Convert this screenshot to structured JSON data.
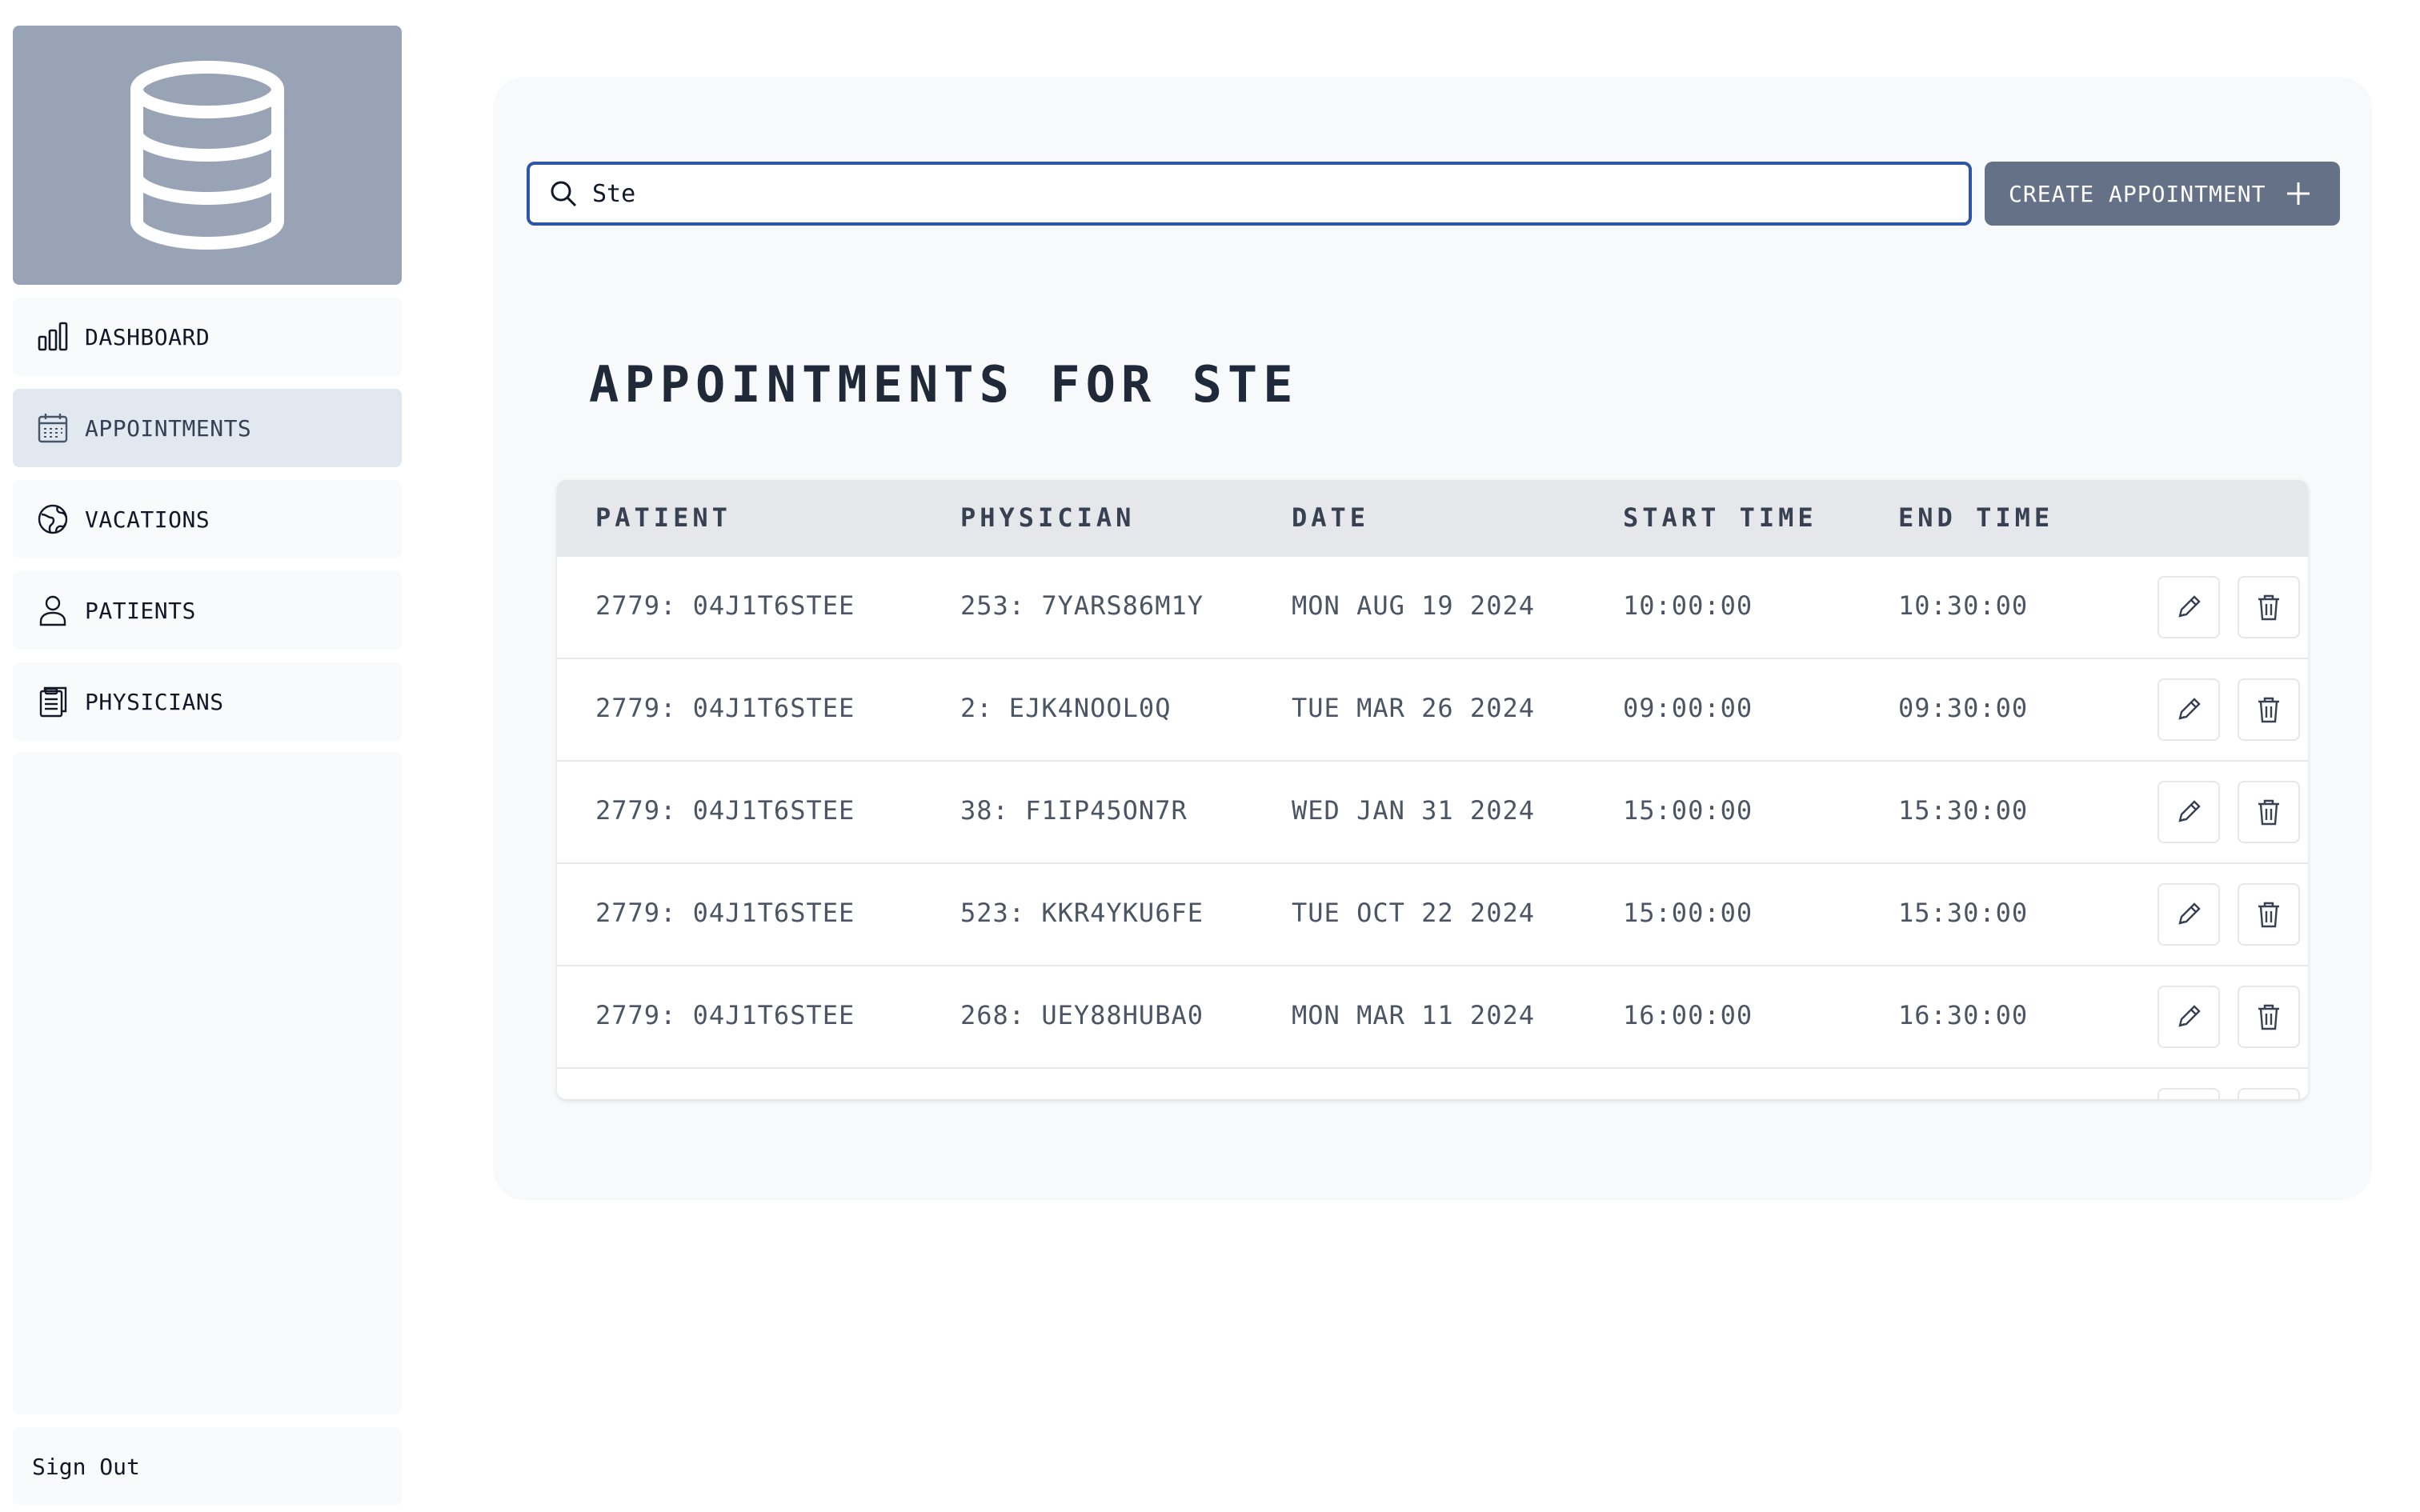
{
  "sidebar": {
    "logo_icon": "database-icon",
    "items": [
      {
        "label": "DASHBOARD",
        "icon": "bar-chart-icon",
        "active": false
      },
      {
        "label": "APPOINTMENTS",
        "icon": "calendar-icon",
        "active": true
      },
      {
        "label": "VACATIONS",
        "icon": "globe-icon",
        "active": false
      },
      {
        "label": "PATIENTS",
        "icon": "user-icon",
        "active": false
      },
      {
        "label": "PHYSICIANS",
        "icon": "clipboard-icon",
        "active": false
      }
    ],
    "sign_out_label": "Sign Out"
  },
  "search": {
    "value": "Ste",
    "placeholder": ""
  },
  "toolbar": {
    "create_label": "CREATE APPOINTMENT"
  },
  "heading": {
    "prefix": "APPOINTMENTS FOR ",
    "term": "STE"
  },
  "table": {
    "columns": [
      "PATIENT",
      "PHYSICIAN",
      "DATE",
      "START TIME",
      "END TIME"
    ],
    "rows": [
      {
        "patient": "2779: 04J1T6STEE",
        "physician": "253: 7YARS86M1Y",
        "date": "MON AUG 19 2024",
        "start": "10:00:00",
        "end": "10:30:00"
      },
      {
        "patient": "2779: 04J1T6STEE",
        "physician": "2: EJK4NOOL0Q",
        "date": "TUE MAR 26 2024",
        "start": "09:00:00",
        "end": "09:30:00"
      },
      {
        "patient": "2779: 04J1T6STEE",
        "physician": "38: F1IP45ON7R",
        "date": "WED JAN 31 2024",
        "start": "15:00:00",
        "end": "15:30:00"
      },
      {
        "patient": "2779: 04J1T6STEE",
        "physician": "523: KKR4YKU6FE",
        "date": "TUE OCT 22 2024",
        "start": "15:00:00",
        "end": "15:30:00"
      },
      {
        "patient": "2779: 04J1T6STEE",
        "physician": "268: UEY88HUBA0",
        "date": "MON MAR 11 2024",
        "start": "16:00:00",
        "end": "16:30:00"
      }
    ],
    "partial_row": {
      "patient": "",
      "physician": "",
      "date": "",
      "start": "",
      "end": ""
    }
  },
  "colors": {
    "accent_border": "#2f56a6",
    "button_bg": "#647186",
    "logo_bg": "#98a3b5",
    "active_nav_bg": "#e2e8f0"
  }
}
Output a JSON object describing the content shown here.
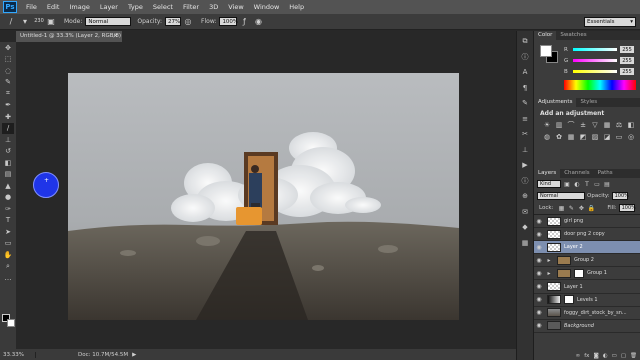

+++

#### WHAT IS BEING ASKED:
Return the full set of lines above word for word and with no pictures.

#### ANSWER BOX:
Convert this screenshot to structured JSON data.
{
  "sidebar": {
    "logo_icon": "database-icon",
    "items": [
      {
        "label": "DASHBOARD",
        "icon": "bar-chart-icon",
        "active": false
      },
      {
        "label": "APPOINTMENTS",
        "icon": "calendar-icon",
        "active": true
      },
      {
        "label": "VACATIONS",
        "icon": "globe-icon",
        "active": false
      },
      {
        "label": "PATIENTS",
        "icon": "user-icon",
        "active": false
      },
      {
        "label": "PHYSICIANS",
        "icon": "clipboard-icon",
        "active": false
      }
    ],
    "sign_out_label": "Sign Out"
  },
  "search": {
    "value": "Ste",
    "placeholder": ""
  },
  "toolbar": {
    "create_label": "CREATE APPOINTMENT"
  },
  "heading": {
    "prefix": "APPOINTMENTS FOR ",
    "term": "STE"
  },
  "table": {
    "columns": [
      "PATIENT",
      "PHYSICIAN",
      "DATE",
      "START TIME",
      "END TIME"
    ],
    "rows": [
      {
        "patient": "2779: 04J1T6STEE",
        "physician": "253: 7YARS86M1Y",
        "date": "MON AUG 19 2024",
        "start": "10:00:00",
        "end": "10:30:00"
      },
      {
        "patient": "2779: 04J1T6STEE",
        "physician": "2: EJK4NOOL0Q",
        "date": "TUE MAR 26 2024",
        "start": "09:00:00",
        "end": "09:30:00"
      },
      {
        "patient": "2779: 04J1T6STEE",
        "physician": "38: F1IP45ON7R",
        "date": "WED JAN 31 2024",
        "start": "15:00:00",
        "end": "15:30:00"
      },
      {
        "patient": "2779: 04J1T6STEE",
        "physician": "523: KKR4YKU6FE",
        "date": "TUE OCT 22 2024",
        "start": "15:00:00",
        "end": "15:30:00"
      },
      {
        "patient": "2779: 04J1T6STEE",
        "physician": "268: UEY88HUBA0",
        "date": "MON MAR 11 2024",
        "start": "16:00:00",
        "end": "16:30:00"
      }
    ],
    "partial_row": {
      "patient": "",
      "physician": "",
      "date": "",
      "start": "",
      "end": ""
    }
  },
  "colors": {
    "accent_border": "#2f56a6",
    "button_bg": "#647186",
    "logo_bg": "#98a3b5",
    "active_nav_bg": "#e2e8f0"
  }
}
Output a JSON object describing the content shown here.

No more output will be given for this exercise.